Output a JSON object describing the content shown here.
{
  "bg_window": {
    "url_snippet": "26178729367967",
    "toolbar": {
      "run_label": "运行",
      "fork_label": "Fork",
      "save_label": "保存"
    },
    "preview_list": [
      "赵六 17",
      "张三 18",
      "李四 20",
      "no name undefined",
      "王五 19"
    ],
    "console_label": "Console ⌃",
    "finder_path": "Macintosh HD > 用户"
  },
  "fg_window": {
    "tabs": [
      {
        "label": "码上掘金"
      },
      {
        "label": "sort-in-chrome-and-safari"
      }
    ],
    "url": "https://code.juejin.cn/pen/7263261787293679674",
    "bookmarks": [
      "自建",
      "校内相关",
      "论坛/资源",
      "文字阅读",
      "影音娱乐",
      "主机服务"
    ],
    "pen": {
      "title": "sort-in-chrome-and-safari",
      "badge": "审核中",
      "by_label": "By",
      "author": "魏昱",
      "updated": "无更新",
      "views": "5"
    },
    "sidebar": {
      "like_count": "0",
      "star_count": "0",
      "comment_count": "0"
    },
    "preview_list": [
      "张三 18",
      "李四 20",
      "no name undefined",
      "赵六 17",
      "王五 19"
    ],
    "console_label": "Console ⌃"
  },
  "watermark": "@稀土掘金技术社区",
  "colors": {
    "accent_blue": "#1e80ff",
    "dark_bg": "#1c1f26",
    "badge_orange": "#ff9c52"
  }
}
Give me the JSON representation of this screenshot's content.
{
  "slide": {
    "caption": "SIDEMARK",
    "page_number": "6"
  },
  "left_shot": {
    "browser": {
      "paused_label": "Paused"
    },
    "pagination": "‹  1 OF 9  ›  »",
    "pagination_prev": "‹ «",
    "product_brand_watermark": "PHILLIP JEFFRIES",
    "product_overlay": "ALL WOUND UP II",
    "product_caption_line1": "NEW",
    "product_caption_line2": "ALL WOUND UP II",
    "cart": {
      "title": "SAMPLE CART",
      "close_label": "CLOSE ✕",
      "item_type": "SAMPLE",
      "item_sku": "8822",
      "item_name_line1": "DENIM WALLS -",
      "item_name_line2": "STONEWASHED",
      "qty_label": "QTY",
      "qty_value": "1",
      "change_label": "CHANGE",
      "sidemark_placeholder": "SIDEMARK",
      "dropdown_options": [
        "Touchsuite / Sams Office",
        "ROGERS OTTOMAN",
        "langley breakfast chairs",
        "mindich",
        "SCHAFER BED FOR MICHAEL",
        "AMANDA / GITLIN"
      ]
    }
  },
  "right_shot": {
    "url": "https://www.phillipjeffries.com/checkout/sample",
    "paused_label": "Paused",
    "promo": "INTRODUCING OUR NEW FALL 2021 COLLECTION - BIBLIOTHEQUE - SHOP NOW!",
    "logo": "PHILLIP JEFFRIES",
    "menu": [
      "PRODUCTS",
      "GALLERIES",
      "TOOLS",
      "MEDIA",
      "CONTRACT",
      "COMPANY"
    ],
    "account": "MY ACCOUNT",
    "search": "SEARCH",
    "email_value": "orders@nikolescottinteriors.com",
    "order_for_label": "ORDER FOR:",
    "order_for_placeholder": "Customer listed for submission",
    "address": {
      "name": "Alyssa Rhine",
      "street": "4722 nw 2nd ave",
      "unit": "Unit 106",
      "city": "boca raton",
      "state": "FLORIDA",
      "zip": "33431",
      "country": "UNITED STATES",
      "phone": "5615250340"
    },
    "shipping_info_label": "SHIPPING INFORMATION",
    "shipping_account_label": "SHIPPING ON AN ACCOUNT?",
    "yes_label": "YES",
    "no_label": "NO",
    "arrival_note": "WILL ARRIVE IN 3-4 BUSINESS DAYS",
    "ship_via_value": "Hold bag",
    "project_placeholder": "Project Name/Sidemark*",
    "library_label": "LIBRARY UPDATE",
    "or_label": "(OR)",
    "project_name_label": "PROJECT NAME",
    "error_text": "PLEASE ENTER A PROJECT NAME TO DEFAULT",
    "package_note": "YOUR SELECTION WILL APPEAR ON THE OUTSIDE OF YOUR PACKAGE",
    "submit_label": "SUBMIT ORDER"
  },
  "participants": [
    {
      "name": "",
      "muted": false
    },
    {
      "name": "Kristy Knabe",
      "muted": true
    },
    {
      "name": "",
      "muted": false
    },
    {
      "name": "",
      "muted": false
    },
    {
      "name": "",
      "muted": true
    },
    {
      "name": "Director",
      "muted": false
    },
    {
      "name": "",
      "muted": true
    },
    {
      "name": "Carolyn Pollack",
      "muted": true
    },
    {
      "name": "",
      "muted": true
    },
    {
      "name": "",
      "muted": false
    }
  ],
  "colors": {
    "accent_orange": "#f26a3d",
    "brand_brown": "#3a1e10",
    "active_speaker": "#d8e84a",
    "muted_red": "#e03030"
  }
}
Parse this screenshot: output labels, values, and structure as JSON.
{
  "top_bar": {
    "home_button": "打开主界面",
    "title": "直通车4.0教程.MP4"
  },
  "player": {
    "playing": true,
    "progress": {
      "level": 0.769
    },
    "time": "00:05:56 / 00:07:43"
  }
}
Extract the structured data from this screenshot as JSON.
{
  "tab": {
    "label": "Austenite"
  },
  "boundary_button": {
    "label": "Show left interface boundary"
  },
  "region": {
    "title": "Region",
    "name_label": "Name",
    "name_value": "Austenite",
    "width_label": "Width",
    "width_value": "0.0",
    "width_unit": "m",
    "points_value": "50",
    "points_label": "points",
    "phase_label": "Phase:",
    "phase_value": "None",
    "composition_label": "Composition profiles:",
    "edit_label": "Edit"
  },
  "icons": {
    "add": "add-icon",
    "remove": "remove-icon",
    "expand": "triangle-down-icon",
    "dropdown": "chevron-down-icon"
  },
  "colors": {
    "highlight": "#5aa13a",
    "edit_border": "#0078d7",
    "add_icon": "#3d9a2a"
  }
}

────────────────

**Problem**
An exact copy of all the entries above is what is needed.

**Answer**
Output a JSON object describing the content shown here.
{
  "bg_window": {
    "url_snippet": "26178729367967",
    "toolbar": {
      "run_label": "运行",
      "fork_label": "Fork",
      "save_label": "保存"
    },
    "preview_list": [
      "赵六 17",
      "张三 18",
      "李四 20",
      "no name undefined",
      "王五 19"
    ],
    "console_label": "Console ⌃",
    "finder_path": "Macintosh HD > 用户"
  },
  "fg_window": {
    "tabs": [
      {
        "label": "码上掘金"
      },
      {
        "label": "sort-in-chrome-and-safari"
      }
    ],
    "url": "https://code.juejin.cn/pen/7263261787293679674",
    "bookmarks": [
      "自建",
      "校内相关",
      "论坛/资源",
      "文字阅读",
      "影音娱乐",
      "主机服务"
    ],
    "pen": {
      "title": "sort-in-chrome-and-safari",
      "badge": "审核中",
      "by_label": "By",
      "author": "魏昱",
      "updated": "无更新",
      "views": "5"
    },
    "sidebar": {
      "like_count": "0",
      "star_count": "0",
      "comment_count": "0"
    },
    "preview_list": [
      "张三 18",
      "李四 20",
      "no name undefined",
      "赵六 17",
      "王五 19"
    ],
    "console_label": "Console ⌃"
  },
  "watermark": "@稀土掘金技术社区",
  "colors": {
    "accent_blue": "#1e80ff",
    "dark_bg": "#1c1f26",
    "badge_orange": "#ff9c52"
  }
}
Give me the JSON representation of this screenshot's content.
{
  "slide": {
    "caption": "SIDEMARK",
    "page_number": "6"
  },
  "left_shot": {
    "browser": {
      "paused_label": "Paused"
    },
    "pagination": "‹  1 OF 9  ›  »",
    "pagination_prev": "‹ «",
    "product_brand_watermark": "PHILLIP JEFFRIES",
    "product_overlay": "ALL WOUND UP II",
    "product_caption_line1": "NEW",
    "product_caption_line2": "ALL WOUND UP II",
    "cart": {
      "title": "SAMPLE CART",
      "close_label": "CLOSE ✕",
      "item_type": "SAMPLE",
      "item_sku": "8822",
      "item_name_line1": "DENIM WALLS -",
      "item_name_line2": "STONEWASHED",
      "qty_label": "QTY",
      "qty_value": "1",
      "change_label": "CHANGE",
      "sidemark_placeholder": "SIDEMARK",
      "dropdown_options": [
        "Touchsuite / Sams Office",
        "ROGERS OTTOMAN",
        "langley breakfast chairs",
        "mindich",
        "SCHAFER BED FOR MICHAEL",
        "AMANDA / GITLIN"
      ]
    }
  },
  "right_shot": {
    "url": "https://www.phillipjeffries.com/checkout/sample",
    "paused_label": "Paused",
    "promo": "INTRODUCING OUR NEW FALL 2021 COLLECTION - BIBLIOTHEQUE - SHOP NOW!",
    "logo": "PHILLIP JEFFRIES",
    "menu": [
      "PRODUCTS",
      "GALLERIES",
      "TOOLS",
      "MEDIA",
      "CONTRACT",
      "COMPANY"
    ],
    "account": "MY ACCOUNT",
    "search": "SEARCH",
    "email_value": "orders@nikolescottinteriors.com",
    "order_for_label": "ORDER FOR:",
    "order_for_placeholder": "Customer listed for submission",
    "address": {
      "name": "Alyssa Rhine",
      "street": "4722 nw 2nd ave",
      "unit": "Unit 106",
      "city": "boca raton",
      "state": "FLORIDA",
      "zip": "33431",
      "country": "UNITED STATES",
      "phone": "5615250340"
    },
    "shipping_info_label": "SHIPPING INFORMATION",
    "shipping_account_label": "SHIPPING ON AN ACCOUNT?",
    "yes_label": "YES",
    "no_label": "NO",
    "arrival_note": "WILL ARRIVE IN 3-4 BUSINESS DAYS",
    "ship_via_value": "Hold bag",
    "project_placeholder": "Project Name/Sidemark*",
    "library_label": "LIBRARY UPDATE",
    "or_label": "(OR)",
    "project_name_label": "PROJECT NAME",
    "error_text": "PLEASE ENTER A PROJECT NAME TO DEFAULT",
    "package_note": "YOUR SELECTION WILL APPEAR ON THE OUTSIDE OF YOUR PACKAGE",
    "submit_label": "SUBMIT ORDER"
  },
  "participants": [
    {
      "name": "",
      "muted": false
    },
    {
      "name": "Kristy Knabe",
      "muted": true
    },
    {
      "name": "",
      "muted": false
    },
    {
      "name": "",
      "muted": false
    },
    {
      "name": "",
      "muted": true
    },
    {
      "name": "Director",
      "muted": false
    },
    {
      "name": "",
      "muted": true
    },
    {
      "name": "Carolyn Pollack",
      "muted": true
    },
    {
      "name": "",
      "muted": true
    },
    {
      "name": "",
      "muted": false
    }
  ],
  "colors": {
    "accent_orange": "#f26a3d",
    "brand_brown": "#3a1e10",
    "active_speaker": "#d8e84a",
    "muted_red": "#e03030"
  }
}
Parse this screenshot: output labels, values, and structure as JSON.
{
  "top_bar": {
    "home_button": "打开主界面",
    "title": "直通车4.0教程.MP4"
  },
  "player": {
    "playing": true,
    "progress": {
      "level": 0.769
    },
    "time": "00:05:56 / 00:07:43"
  }
}
Extract the structured data from this screenshot as JSON.
{
  "tab": {
    "label": "Austenite"
  },
  "boundary_button": {
    "label": "Show left interface boundary"
  },
  "region": {
    "title": "Region",
    "name_label": "Name",
    "name_value": "Austenite",
    "width_label": "Width",
    "width_value": "0.0",
    "width_unit": "m",
    "points_value": "50",
    "points_label": "points",
    "phase_label": "Phase:",
    "phase_value": "None",
    "composition_label": "Composition profiles:",
    "edit_label": "Edit"
  },
  "icons": {
    "add": "add-icon",
    "remove": "remove-icon",
    "expand": "triangle-down-icon",
    "dropdown": "chevron-down-icon"
  },
  "colors": {
    "highlight": "#5aa13a",
    "edit_border": "#0078d7",
    "add_icon": "#3d9a2a"
  }
}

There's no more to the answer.